At the end of the message, I gave a gospel invitation, and about 10-12 adult leaders raised their hands indicating that they were now trusting in Christ alone as their only hope of heaven. After the service, three or four people came up to me, thanking me for sharing this message with them. They told me they used to think that going to heaven was based on their works, but now they were resting in the finished work of Christ. Others said no one had ever told them God cared about their eternal destiny, but now they know He does, and they were trusting Christ to get them to heaven. After talking with these people, I bowed my heart before the Lord, thanking Him and His Spirit for His guidance and power to share this message. All the glory goes to Him!

Prayer: Lord Jesus, Your words offer such hope and empowerment as we go out into a hostile world to share Your life-giving gospel message. Thank You for not leaving us alone when You ascended to the Father in heaven. Thank You for God the Holy Spirit Who indwells us permanently the moment we believe in You for Your gift of everlasting life. I appreciate being reminded that it is normal to feel afraid in evangelism. The goal is not to remove the fear, but to overcome fear with Holy Spirit-driven boldness as we yield to Him. Thank You for giving us everything we need to be effective in sharing Your gospel message with a broken and hostile world. Knowing that there is nowhere we can go without Your Spirit accompanying us gives us great peace and power to share Your death and resurrection without shame or fear to a world that is perishing! Please open the door for us to boldly and compassionately share Your life-giving gospel message with as many people as possible while there is still time. In Your mighty name I pray, Lord Jesus.
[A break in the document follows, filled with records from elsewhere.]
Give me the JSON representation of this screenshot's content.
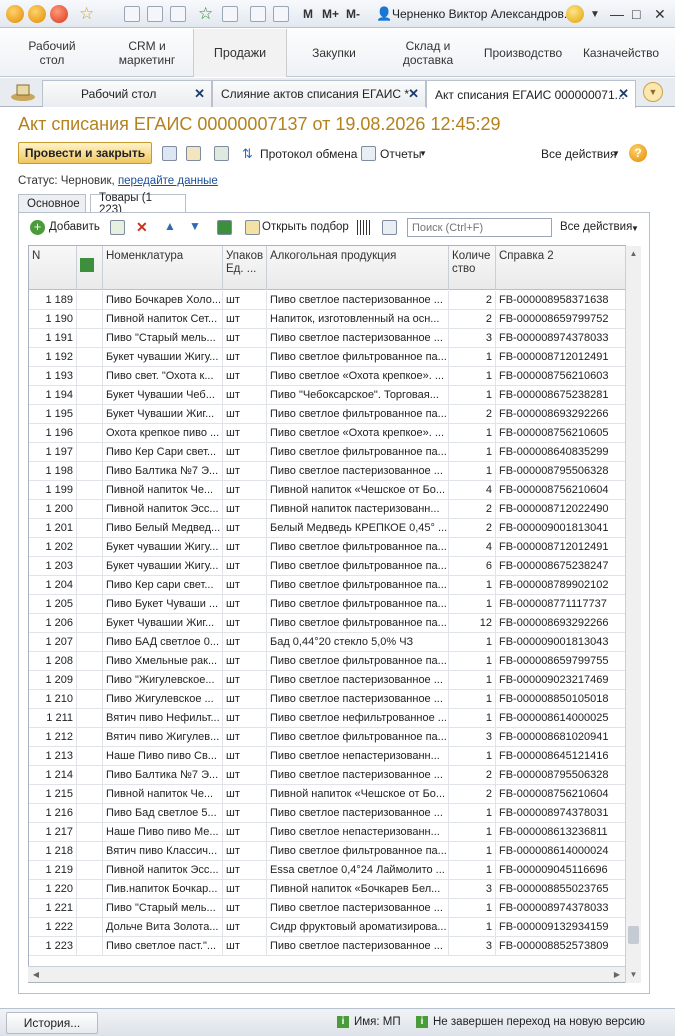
{
  "app": {
    "user": "Черненко Виктор Александров...",
    "memory_buttons": [
      "M",
      "M+",
      "M-"
    ]
  },
  "sections": [
    {
      "label": "Рабочий\nстол"
    },
    {
      "label": "CRM и\nмаркетинг"
    },
    {
      "label": "Продажи"
    },
    {
      "label": "Закупки"
    },
    {
      "label": "Склад и\nдоставка"
    },
    {
      "label": "Производство"
    },
    {
      "label": "Казначейство"
    }
  ],
  "tabs": [
    {
      "label": "Рабочий стол"
    },
    {
      "label": "Слияние актов списания ЕГАИС *"
    },
    {
      "label": "Акт списания ЕГАИС 000000071..."
    }
  ],
  "document": {
    "title": "Акт списания ЕГАИС 00000007137 от 19.08.2026 12:45:29",
    "post_close": "Провести и закрыть",
    "protocol": "Протокол обмена",
    "reports": "Отчеты",
    "all_actions": "Все действия",
    "help": "?",
    "status_label": "Статус:",
    "status_value": "Черновик,",
    "status_link": "передайте данные"
  },
  "subtabs": [
    {
      "label": "Основное"
    },
    {
      "label": "Товары (1 223)"
    }
  ],
  "table_toolbar": {
    "add": "Добавить",
    "open_selection": "Открыть подбор",
    "search_placeholder": "Поиск (Ctrl+F)",
    "all_actions": "Все действия"
  },
  "columns": [
    "N",
    "",
    "Номенклатура",
    "Упаков Ед. ...",
    "Алкогольная продукция",
    "Количе ство",
    "Справка 2"
  ],
  "rows": [
    [
      "1 189",
      "Пиво Бочкарев Холо...",
      "шт",
      "Пиво светлое пастеризованное ...",
      "2",
      "FB-000008958371638"
    ],
    [
      "1 190",
      "Пивной напиток Сет...",
      "шт",
      "Напиток, изготовленный на осн...",
      "2",
      "FB-000008659799752"
    ],
    [
      "1 191",
      "Пиво \"Старый мель...",
      "шт",
      "Пиво светлое пастеризованное ...",
      "3",
      "FB-000008974378033"
    ],
    [
      "1 192",
      "Букет чувашии Жигу...",
      "шт",
      "Пиво светлое фильтрованное па...",
      "1",
      "FB-000008712012491"
    ],
    [
      "1 193",
      "Пиво свет. \"Охота к...",
      "шт",
      "Пиво светлое «Охота крепкое». ...",
      "1",
      "FB-000008756210603"
    ],
    [
      "1 194",
      "Букет Чувашии Чеб...",
      "шт",
      "Пиво \"Чебоксарское\". Торговая...",
      "1",
      "FB-000008675238281"
    ],
    [
      "1 195",
      "Букет Чувашии Жиг...",
      "шт",
      "Пиво светлое фильтрованное па...",
      "2",
      "FB-000008693292266"
    ],
    [
      "1 196",
      "Охота крепкое пиво ...",
      "шт",
      "Пиво светлое «Охота крепкое». ...",
      "1",
      "FB-000008756210605"
    ],
    [
      "1 197",
      "Пиво Кер Сари свет...",
      "шт",
      "Пиво светлое фильтрованное па...",
      "1",
      "FB-000008640835299"
    ],
    [
      "1 198",
      "Пиво Балтика №7 Э...",
      "шт",
      "Пиво светлое пастеризованное ...",
      "1",
      "FB-000008795506328"
    ],
    [
      "1 199",
      "Пивной напиток Че...",
      "шт",
      "Пивной напиток «Чешское от Бо...",
      "4",
      "FB-000008756210604"
    ],
    [
      "1 200",
      "Пивной напиток Эсс...",
      "шт",
      "Пивной напиток пастеризованн...",
      "2",
      "FB-000008712022490"
    ],
    [
      "1 201",
      "Пиво Белый Медвед...",
      "шт",
      "Белый Медведь КРЕПКОЕ 0,45° ...",
      "2",
      "FB-000009001813041"
    ],
    [
      "1 202",
      "Букет чувашии Жигу...",
      "шт",
      "Пиво светлое фильтрованное па...",
      "4",
      "FB-000008712012491"
    ],
    [
      "1 203",
      "Букет чувашии Жигу...",
      "шт",
      "Пиво светлое фильтрованное па...",
      "6",
      "FB-000008675238247"
    ],
    [
      "1 204",
      "Пиво Кер сари свет...",
      "шт",
      "Пиво светлое фильтрованное па...",
      "1",
      "FB-000008789902102"
    ],
    [
      "1 205",
      "Пиво Букет Чуваши ...",
      "шт",
      "Пиво светлое фильтрованное па...",
      "1",
      "FB-000008771117737"
    ],
    [
      "1 206",
      "Букет Чувашии Жиг...",
      "шт",
      "Пиво светлое фильтрованное па...",
      "12",
      "FB-000008693292266"
    ],
    [
      "1 207",
      "Пиво БАД светлое 0...",
      "шт",
      "Бад 0,44°20 стекло 5,0%  ЧЗ",
      "1",
      "FB-000009001813043"
    ],
    [
      "1 208",
      "Пиво Хмельные рак...",
      "шт",
      "Пиво светлое фильтрованное па...",
      "1",
      "FB-000008659799755"
    ],
    [
      "1 209",
      "Пиво \"Жигулевское...",
      "шт",
      "Пиво светлое пастеризованное ...",
      "1",
      "FB-000009023217469"
    ],
    [
      "1 210",
      "Пиво Жигулевское ...",
      "шт",
      "Пиво светлое пастеризованное ...",
      "1",
      "FB-000008850105018"
    ],
    [
      "1 211",
      "Вятич пиво Нефильт...",
      "шт",
      "Пиво светлое нефильтрованное ...",
      "1",
      "FB-000008614000025"
    ],
    [
      "1 212",
      "Вятич пиво Жигулев...",
      "шт",
      "Пиво светлое фильтрованное па...",
      "3",
      "FB-000008681020941"
    ],
    [
      "1 213",
      "Наше Пиво пиво Св...",
      "шт",
      "Пиво светлое непастеризованн...",
      "1",
      "FB-000008645121416"
    ],
    [
      "1 214",
      "Пиво Балтика №7 Э...",
      "шт",
      "Пиво светлое пастеризованное ...",
      "2",
      "FB-000008795506328"
    ],
    [
      "1 215",
      "Пивной напиток Че...",
      "шт",
      "Пивной напиток «Чешское от Бо...",
      "2",
      "FB-000008756210604"
    ],
    [
      "1 216",
      "Пиво Бад светлое 5...",
      "шт",
      "Пиво светлое пастеризованное ...",
      "1",
      "FB-000008974378031"
    ],
    [
      "1 217",
      "Наше Пиво пиво Ме...",
      "шт",
      "Пиво светлое непастеризованн...",
      "1",
      "FB-000008613236811"
    ],
    [
      "1 218",
      "Вятич пиво Классич...",
      "шт",
      "Пиво светлое фильтрованное па...",
      "1",
      "FB-000008614000024"
    ],
    [
      "1 219",
      "Пивной напиток Эсс...",
      "шт",
      "Essa светлое 0,4°24 Лаймолито ...",
      "1",
      "FB-000009045116696"
    ],
    [
      "1 220",
      "Пив.напиток Бочкар...",
      "шт",
      "Пивной напиток «Бочкарев Бел...",
      "3",
      "FB-000008855023765"
    ],
    [
      "1 221",
      "Пиво \"Старый мель...",
      "шт",
      "Пиво светлое пастеризованное ...",
      "1",
      "FB-000008974378033"
    ],
    [
      "1 222",
      "Дольче Вита Золота...",
      "шт",
      "Сидр фруктовый ароматизирова...",
      "1",
      "FB-000009132934159"
    ],
    [
      "1 223",
      "Пиво светлое паст.\"...",
      "шт",
      "Пиво светлое пастеризованное ...",
      "3",
      "FB-000008852573809"
    ]
  ],
  "footer": {
    "history": "История...",
    "name_label": "Имя: МП",
    "version_notice": "Не завершен переход на новую версию"
  }
}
Amen.

ENDNOTES:

1. R. Larry Moyer, Larry Moyer’s How-To Book On Personal Evangelism (Grand Rapids: Kregel Publications, 1998), pg. 53.

2. J. Carl Laney, Moody Gospel John Commentary (Chicago: Moody Press, 1992), pg. 287.

3. The word for “filled,” peplērōken, is a perfect indicative active verb and conveys the idea that there was room for nothing else in the disciples’ hearts – Ibid.

4.  Tony Evans, CSB Bibles by Holman. The Tony Evans Bible Commentary (B&H Publishing Group, Kindle Edition, 2019), pg. 1809.

5. Laney, pg. 288.